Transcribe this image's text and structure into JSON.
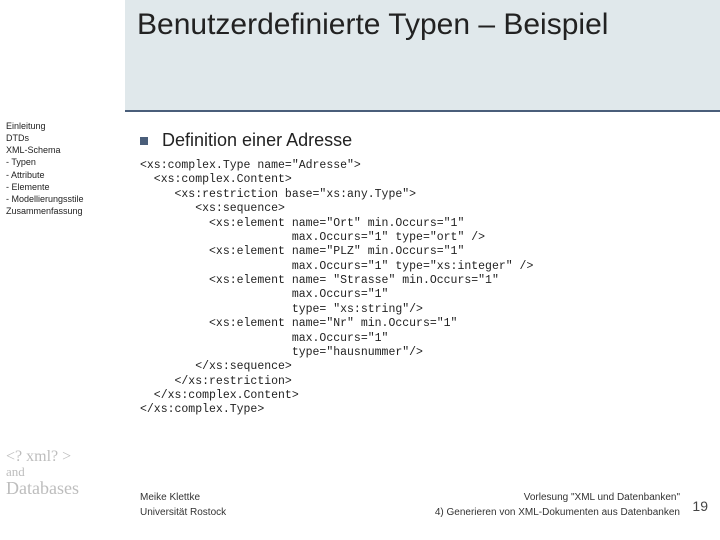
{
  "title": "Benutzerdefinierte Typen – Beispiel",
  "sidebar": {
    "items": [
      "Einleitung",
      "DTDs",
      "XML-Schema",
      "- Typen",
      "- Attribute",
      "- Elemente",
      "- Modellierungsstile",
      "Zusammenfassung"
    ]
  },
  "main": {
    "bullet": "Definition einer Adresse",
    "code": "<xs:complex.Type name=\"Adresse\">\n  <xs:complex.Content>\n     <xs:restriction base=\"xs:any.Type\">\n        <xs:sequence>\n          <xs:element name=\"Ort\" min.Occurs=\"1\"\n                      max.Occurs=\"1\" type=\"ort\" />\n          <xs:element name=\"PLZ\" min.Occurs=\"1\"\n                      max.Occurs=\"1\" type=\"xs:integer\" />\n          <xs:element name= \"Strasse\" min.Occurs=\"1\"\n                      max.Occurs=\"1\"\n                      type= \"xs:string\"/>\n          <xs:element name=\"Nr\" min.Occurs=\"1\"\n                      max.Occurs=\"1\"\n                      type=\"hausnummer\"/>\n        </xs:sequence>\n     </xs:restriction>\n  </xs:complex.Content>\n</xs:complex.Type>"
  },
  "logo": {
    "line1": "<? xml? >",
    "line2": "and",
    "line3": "Databases"
  },
  "footer": {
    "author": "Meike Klettke",
    "lecture": "Vorlesung \"XML und Datenbanken\"",
    "affiliation": "Universität Rostock",
    "chapter": "4) Generieren von XML-Dokumenten aus Datenbanken"
  },
  "page_number": "19"
}
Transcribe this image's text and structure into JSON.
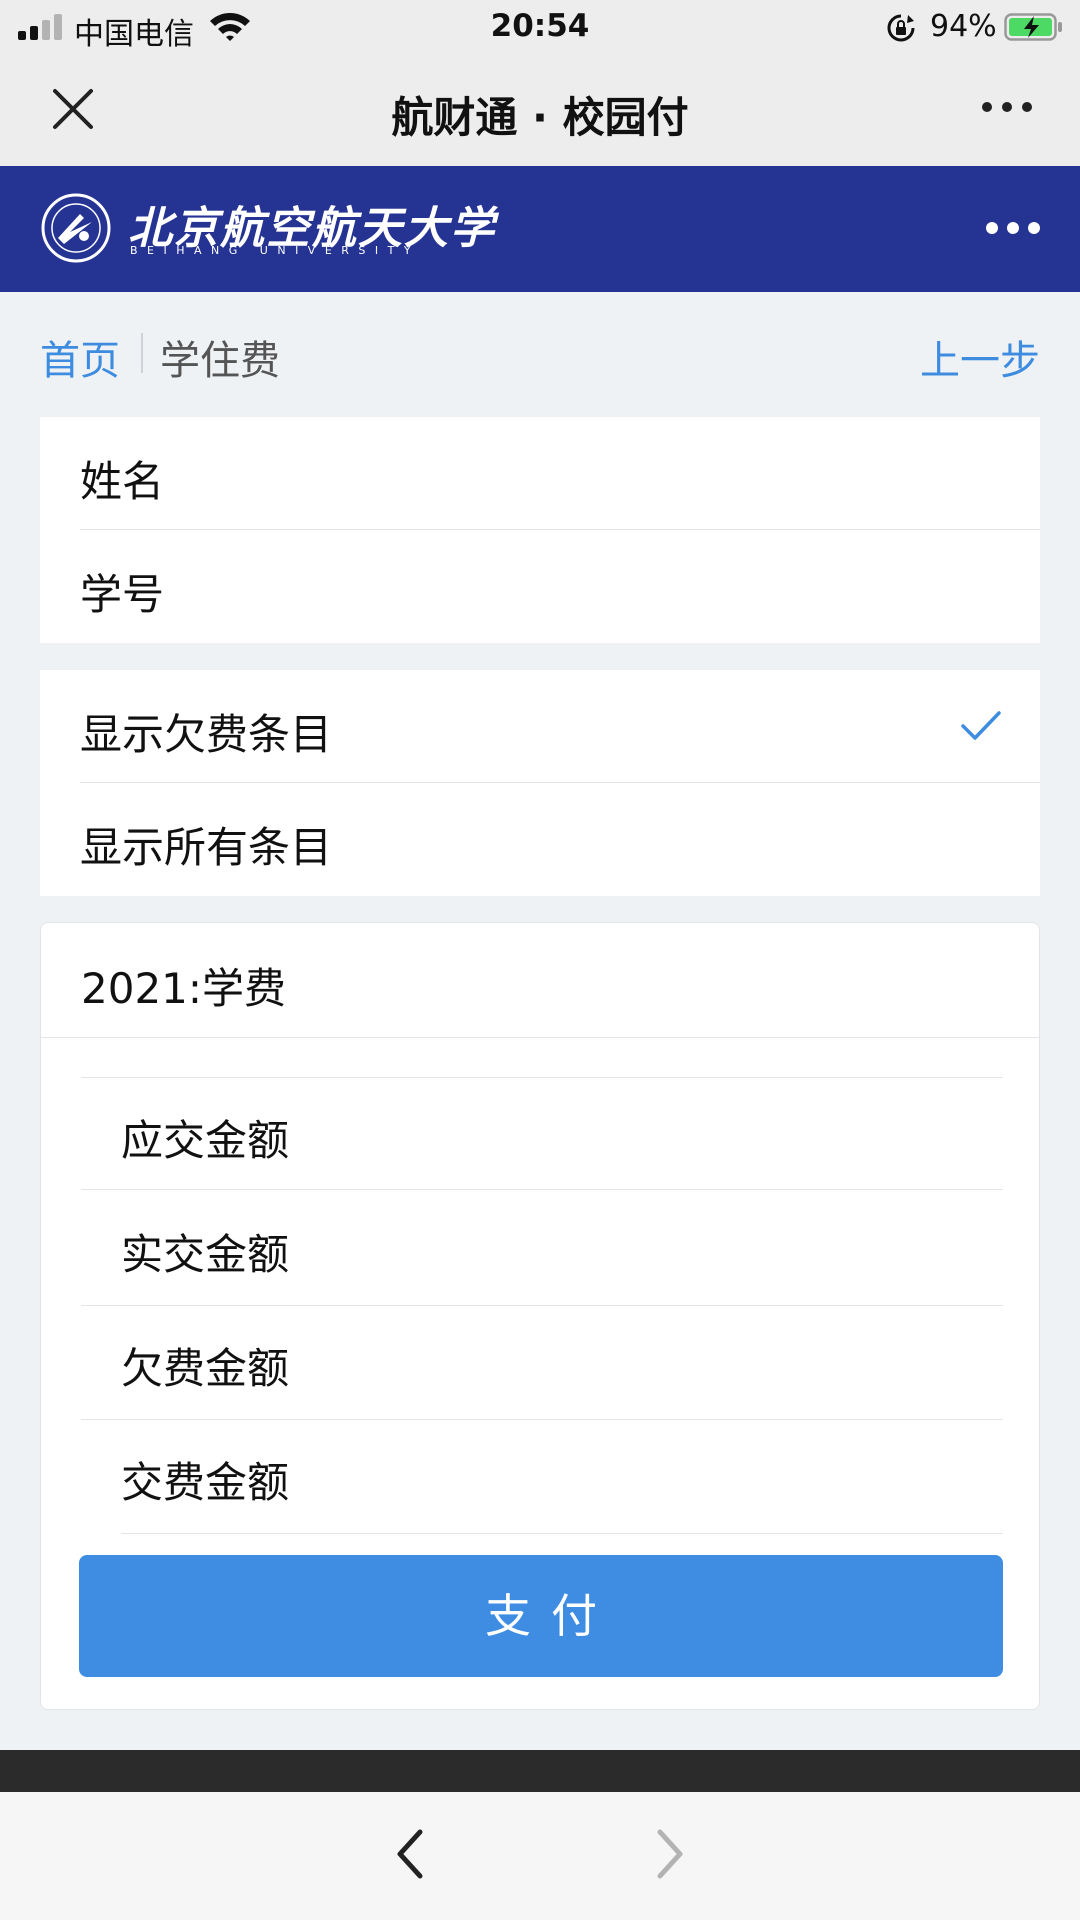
{
  "status_bar": {
    "carrier": "中国电信",
    "time": "20:54",
    "battery_percent": "94%"
  },
  "nav": {
    "title": "航财通 · 校园付"
  },
  "banner": {
    "university_name": "北京航空航天大学",
    "university_name_en": "BEIHANG UNIVERSITY"
  },
  "breadcrumb": {
    "home": "首页",
    "current": "学住费",
    "back": "上一步"
  },
  "student_info": {
    "name_label": "姓名",
    "id_label": "学号"
  },
  "filter": {
    "options": [
      {
        "label": "显示欠费条目",
        "selected": true
      },
      {
        "label": "显示所有条目",
        "selected": false
      }
    ]
  },
  "fee": {
    "title": "2021:学费",
    "rows": [
      {
        "label": "应交金额"
      },
      {
        "label": "实交金额"
      },
      {
        "label": "欠费金额"
      },
      {
        "label": "交费金额"
      }
    ],
    "pay_label": "支付"
  },
  "colors": {
    "banner": "#253393",
    "accent": "#3d8ce0",
    "pay_button": "#3e8de3"
  }
}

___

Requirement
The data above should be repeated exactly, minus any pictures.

Answer box
Transcribe this image's text and structure into JSON.
{
  "title": "Benutzerdefinierte Typen – Beispiel",
  "sidebar": {
    "items": [
      "Einleitung",
      "DTDs",
      "XML-Schema",
      "- Typen",
      "- Attribute",
      "- Elemente",
      "- Modellierungsstile",
      "Zusammenfassung"
    ]
  },
  "main": {
    "bullet": "Definition einer Adresse",
    "code": "<xs:complex.Type name=\"Adresse\">\n  <xs:complex.Content>\n     <xs:restriction base=\"xs:any.Type\">\n        <xs:sequence>\n          <xs:element name=\"Ort\" min.Occurs=\"1\"\n                      max.Occurs=\"1\" type=\"ort\" />\n          <xs:element name=\"PLZ\" min.Occurs=\"1\"\n                      max.Occurs=\"1\" type=\"xs:integer\" />\n          <xs:element name= \"Strasse\" min.Occurs=\"1\"\n                      max.Occurs=\"1\"\n                      type= \"xs:string\"/>\n          <xs:element name=\"Nr\" min.Occurs=\"1\"\n                      max.Occurs=\"1\"\n                      type=\"hausnummer\"/>\n        </xs:sequence>\n     </xs:restriction>\n  </xs:complex.Content>\n</xs:complex.Type>"
  },
  "logo": {
    "line1": "<? xml? >",
    "line2": "and",
    "line3": "Databases"
  },
  "footer": {
    "author": "Meike Klettke",
    "lecture": "Vorlesung \"XML und Datenbanken\"",
    "affiliation": "Universität Rostock",
    "chapter": "4) Generieren von XML-Dokumenten aus Datenbanken"
  },
  "page_number": "19"
}
Transcribe this image's text and structure into JSON.
{
  "status_bar": {
    "carrier": "中国电信",
    "time": "20:54",
    "battery_percent": "94%"
  },
  "nav": {
    "title": "航财通 · 校园付"
  },
  "banner": {
    "university_name": "北京航空航天大学",
    "university_name_en": "BEIHANG UNIVERSITY"
  },
  "breadcrumb": {
    "home": "首页",
    "current": "学住费",
    "back": "上一步"
  },
  "student_info": {
    "name_label": "姓名",
    "id_label": "学号"
  },
  "filter": {
    "options": [
      {
        "label": "显示欠费条目",
        "selected": true
      },
      {
        "label": "显示所有条目",
        "selected": false
      }
    ]
  },
  "fee": {
    "title": "2021:学费",
    "rows": [
      {
        "label": "应交金额"
      },
      {
        "label": "实交金额"
      },
      {
        "label": "欠费金额"
      },
      {
        "label": "交费金额"
      }
    ],
    "pay_label": "支付"
  },
  "colors": {
    "banner": "#253393",
    "accent": "#3d8ce0",
    "pay_button": "#3e8de3"
  }
}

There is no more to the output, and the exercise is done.